Other Changes contained within the Amendments
In addition to the changes to the solvent voluntary liquidation regime and the striking-off, dissolution and restoration of companies, the Amendments also make four other changes of note which will also come into force on 1 January 2023. First, registers of directors (which are currently required to be filed but are kept confidential) will become publicly available upon request to the Registrar and payment of a fee. Second, companies will be required to file an annual financial statement with their registered agent within nine months of the end of the year to which the return relates, with registered agents being obliged to notify the Registrar of any non-compliance in this regard. Third, companies intending to continue outside of the BVI will be required to provide advance notice to their members and creditors. Fourth, the period of written notice of intention to resign required to be given by registered agents to a company will be reduced from 90 days to 60 days.
The Amendments demonstrate the BVI’s commitment to providing a robust business companies regime which aligns with international standards and best practices. The welcome changes to the solvent voluntary liquidation regime should militate against abuse, and the perception of abuse, and ensure that voluntary liquidation is conducted in an orderly and correct fashion. The changes to the striking-off, dissolution and restoration regime make it imperative that relevant stakeholders are aware of their corporate responsibilities. If you require any advice regarding how the Amendments might apply to your BVI entity, please do not hesitate to get in touch with your usual Forbes Hare contact or alternatively contact the authors below directly.
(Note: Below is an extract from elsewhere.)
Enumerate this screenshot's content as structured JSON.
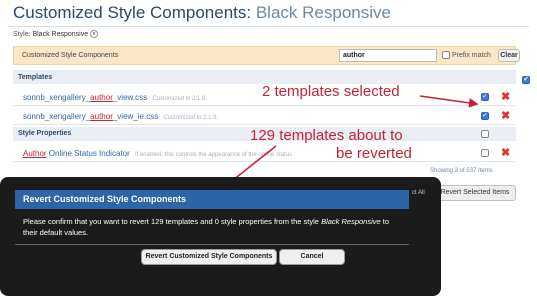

 Virgin Islands Statutory Instrument 2022 No.73.
 These prohibitions extend to the appointment of an administrator or an undetermined application to appoint an administrator but are omitted here since Part III of the Insolvency Act (which contains the administration regime) has not yet been brought into force.
 See paragraph 6(b) of the Amendment Regulation which amends Regulation 19 of the Principal Regulations by inserting a new sub-regulation (1A).
 These provisions require a voluntary liquidator to serve written notice on the Official Receiver and the BVI Financial Services Commission (where the company is a regulated person) if he/she is of the opinion that the company concerned is either balance sheet or cash flow insolvent. The voluntary liquidator is then required to call a meeting of creditors within 21 days and is required to conduct the liquidation as if he/she had been appointed under the Insolvency Act.
 Set out at sections 218-218A of the BCA.
 Such reasons for striking off and dissolving a company include: (a) failure to pay annual company fees, (b) failure to appoint a new registered agent following the resignation of the old registered agent, (c) carrying an licensed activity without a licence, rather than having been formally dissolved by a liquidator.
 Jason Hughes (as former director of Flowery Developments Limited) v The Registrar of Corporate Affairs BVIHCV(COM) 2020/0078 (delivered 10 September 2020) per Jack J at